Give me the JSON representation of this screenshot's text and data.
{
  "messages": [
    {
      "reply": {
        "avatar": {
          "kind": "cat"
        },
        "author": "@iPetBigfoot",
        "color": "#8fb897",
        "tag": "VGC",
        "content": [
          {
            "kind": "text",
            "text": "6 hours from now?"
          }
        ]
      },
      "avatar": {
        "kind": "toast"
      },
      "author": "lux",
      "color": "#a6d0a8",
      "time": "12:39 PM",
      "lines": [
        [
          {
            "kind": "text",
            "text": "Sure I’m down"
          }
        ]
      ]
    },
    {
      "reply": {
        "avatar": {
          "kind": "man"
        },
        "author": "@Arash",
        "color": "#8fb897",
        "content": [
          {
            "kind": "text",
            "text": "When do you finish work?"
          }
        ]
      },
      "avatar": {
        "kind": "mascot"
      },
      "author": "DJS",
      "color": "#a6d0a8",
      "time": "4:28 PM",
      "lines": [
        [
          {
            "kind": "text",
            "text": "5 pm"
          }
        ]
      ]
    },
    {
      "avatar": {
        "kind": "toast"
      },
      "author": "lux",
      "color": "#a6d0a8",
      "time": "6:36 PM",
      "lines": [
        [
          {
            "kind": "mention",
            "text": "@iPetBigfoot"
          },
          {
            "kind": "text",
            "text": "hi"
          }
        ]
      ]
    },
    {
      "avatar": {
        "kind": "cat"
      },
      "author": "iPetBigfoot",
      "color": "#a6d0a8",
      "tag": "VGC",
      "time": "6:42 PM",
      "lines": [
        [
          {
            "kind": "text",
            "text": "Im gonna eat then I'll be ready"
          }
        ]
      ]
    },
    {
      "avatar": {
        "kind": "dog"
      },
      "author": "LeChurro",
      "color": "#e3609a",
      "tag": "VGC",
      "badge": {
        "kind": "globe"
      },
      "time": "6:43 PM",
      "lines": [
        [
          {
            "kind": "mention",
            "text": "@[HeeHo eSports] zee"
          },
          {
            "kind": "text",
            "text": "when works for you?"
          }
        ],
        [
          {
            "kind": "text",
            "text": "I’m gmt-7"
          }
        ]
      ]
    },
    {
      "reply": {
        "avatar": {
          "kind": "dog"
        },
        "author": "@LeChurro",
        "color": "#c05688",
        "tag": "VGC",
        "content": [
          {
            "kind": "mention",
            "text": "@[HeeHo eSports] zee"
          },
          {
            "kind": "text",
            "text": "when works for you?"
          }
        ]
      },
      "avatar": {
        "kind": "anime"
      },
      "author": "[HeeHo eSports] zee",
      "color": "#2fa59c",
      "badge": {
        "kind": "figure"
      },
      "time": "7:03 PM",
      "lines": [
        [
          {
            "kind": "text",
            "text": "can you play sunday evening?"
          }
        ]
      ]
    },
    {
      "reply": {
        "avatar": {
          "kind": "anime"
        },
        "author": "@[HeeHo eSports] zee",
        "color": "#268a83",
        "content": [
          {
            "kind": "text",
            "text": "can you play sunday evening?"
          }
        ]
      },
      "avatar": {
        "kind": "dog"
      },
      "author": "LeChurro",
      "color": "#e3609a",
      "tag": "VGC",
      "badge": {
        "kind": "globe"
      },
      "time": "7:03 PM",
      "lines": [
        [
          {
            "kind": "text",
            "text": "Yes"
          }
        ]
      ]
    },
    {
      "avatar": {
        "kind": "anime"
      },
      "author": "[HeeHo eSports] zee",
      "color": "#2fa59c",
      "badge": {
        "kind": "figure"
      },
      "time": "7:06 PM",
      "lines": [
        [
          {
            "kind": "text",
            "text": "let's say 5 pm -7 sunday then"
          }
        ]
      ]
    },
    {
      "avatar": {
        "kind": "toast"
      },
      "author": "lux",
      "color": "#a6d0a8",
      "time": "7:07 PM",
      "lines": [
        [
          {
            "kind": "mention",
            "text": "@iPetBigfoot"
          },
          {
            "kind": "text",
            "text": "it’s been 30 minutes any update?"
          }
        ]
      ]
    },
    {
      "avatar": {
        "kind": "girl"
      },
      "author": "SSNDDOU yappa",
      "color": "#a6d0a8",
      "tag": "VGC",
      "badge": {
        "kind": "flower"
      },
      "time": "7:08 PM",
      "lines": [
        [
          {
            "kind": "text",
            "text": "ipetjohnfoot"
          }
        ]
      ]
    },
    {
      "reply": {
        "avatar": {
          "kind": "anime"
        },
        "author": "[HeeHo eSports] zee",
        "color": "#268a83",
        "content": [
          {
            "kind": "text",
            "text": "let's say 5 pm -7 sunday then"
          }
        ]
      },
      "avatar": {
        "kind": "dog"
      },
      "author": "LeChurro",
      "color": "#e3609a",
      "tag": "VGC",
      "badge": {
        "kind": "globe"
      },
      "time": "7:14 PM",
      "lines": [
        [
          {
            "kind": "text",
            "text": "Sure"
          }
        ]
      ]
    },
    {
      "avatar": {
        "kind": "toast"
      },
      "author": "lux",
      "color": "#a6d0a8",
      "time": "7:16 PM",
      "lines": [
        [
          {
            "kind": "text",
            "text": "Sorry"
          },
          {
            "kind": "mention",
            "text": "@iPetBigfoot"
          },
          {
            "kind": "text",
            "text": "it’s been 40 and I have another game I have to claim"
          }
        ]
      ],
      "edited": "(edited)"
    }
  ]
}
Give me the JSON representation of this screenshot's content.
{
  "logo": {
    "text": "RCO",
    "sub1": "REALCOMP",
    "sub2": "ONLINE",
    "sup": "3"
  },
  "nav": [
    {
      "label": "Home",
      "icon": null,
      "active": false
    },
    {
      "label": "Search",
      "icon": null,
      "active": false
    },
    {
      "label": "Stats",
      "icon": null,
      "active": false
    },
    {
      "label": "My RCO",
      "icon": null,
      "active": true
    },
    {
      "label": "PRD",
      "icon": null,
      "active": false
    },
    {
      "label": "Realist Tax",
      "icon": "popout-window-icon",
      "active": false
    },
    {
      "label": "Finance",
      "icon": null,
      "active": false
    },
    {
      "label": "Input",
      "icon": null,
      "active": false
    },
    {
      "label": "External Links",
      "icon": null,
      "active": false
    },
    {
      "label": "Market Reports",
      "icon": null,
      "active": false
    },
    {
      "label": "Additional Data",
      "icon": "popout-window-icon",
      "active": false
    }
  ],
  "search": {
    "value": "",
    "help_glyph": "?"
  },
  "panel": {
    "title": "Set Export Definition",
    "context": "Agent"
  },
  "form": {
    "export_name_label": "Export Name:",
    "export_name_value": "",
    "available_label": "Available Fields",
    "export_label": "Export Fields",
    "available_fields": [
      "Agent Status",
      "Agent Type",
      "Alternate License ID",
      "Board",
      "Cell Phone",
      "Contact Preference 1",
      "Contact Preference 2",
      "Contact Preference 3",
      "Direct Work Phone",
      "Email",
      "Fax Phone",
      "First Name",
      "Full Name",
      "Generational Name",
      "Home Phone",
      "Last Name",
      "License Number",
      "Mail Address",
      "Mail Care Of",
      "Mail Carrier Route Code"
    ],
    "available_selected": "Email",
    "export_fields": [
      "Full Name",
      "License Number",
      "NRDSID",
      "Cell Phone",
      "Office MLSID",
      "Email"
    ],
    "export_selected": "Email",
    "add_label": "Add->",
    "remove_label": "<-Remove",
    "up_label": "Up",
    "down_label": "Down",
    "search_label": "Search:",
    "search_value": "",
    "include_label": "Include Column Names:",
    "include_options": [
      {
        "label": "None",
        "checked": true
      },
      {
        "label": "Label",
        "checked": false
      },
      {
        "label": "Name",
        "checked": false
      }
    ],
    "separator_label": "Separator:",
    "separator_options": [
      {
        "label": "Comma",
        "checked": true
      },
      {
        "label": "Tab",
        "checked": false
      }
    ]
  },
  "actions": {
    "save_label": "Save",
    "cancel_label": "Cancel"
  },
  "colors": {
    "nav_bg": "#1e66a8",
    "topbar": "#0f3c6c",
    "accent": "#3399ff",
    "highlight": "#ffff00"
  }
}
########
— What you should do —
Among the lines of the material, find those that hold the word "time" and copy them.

— Expected answer —
      "time": "12:39 PM",
      "time": "4:28 PM",
      "time": "6:36 PM",
      "time": "6:42 PM",
      "time": "6:43 PM",
      "time": "7:03 PM",
      "time": "7:03 PM",
      "time": "7:06 PM",
      "time": "7:07 PM",
      "time": "7:08 PM",
      "time": "7:14 PM",
      "time": "7:16 PM",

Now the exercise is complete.